**Task goal**. Where the data below shows a picture, leave that picture out and copy the rest exactly.
----------
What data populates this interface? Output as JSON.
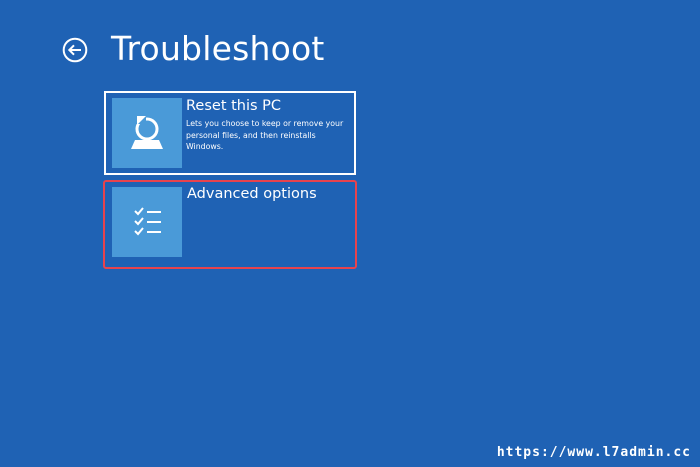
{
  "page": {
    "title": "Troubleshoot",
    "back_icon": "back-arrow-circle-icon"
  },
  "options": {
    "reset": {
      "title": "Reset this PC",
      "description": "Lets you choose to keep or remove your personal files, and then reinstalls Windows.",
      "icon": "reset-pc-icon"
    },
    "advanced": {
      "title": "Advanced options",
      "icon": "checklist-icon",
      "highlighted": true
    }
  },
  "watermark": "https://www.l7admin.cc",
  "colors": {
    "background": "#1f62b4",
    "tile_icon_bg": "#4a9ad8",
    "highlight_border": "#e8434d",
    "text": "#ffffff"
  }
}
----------
**Response area**.
What data populates this interface? Output as JSON.
{
  "page": {
    "title": "Troubleshoot",
    "back_icon": "back-arrow-circle-icon"
  },
  "options": {
    "reset": {
      "title": "Reset this PC",
      "description": "Lets you choose to keep or remove your personal files, and then reinstalls Windows.",
      "icon": "reset-pc-icon"
    },
    "advanced": {
      "title": "Advanced options",
      "icon": "checklist-icon",
      "highlighted": true
    }
  },
  "watermark": "https://www.l7admin.cc",
  "colors": {
    "background": "#1f62b4",
    "tile_icon_bg": "#4a9ad8",
    "highlight_border": "#e8434d",
    "text": "#ffffff"
  }
}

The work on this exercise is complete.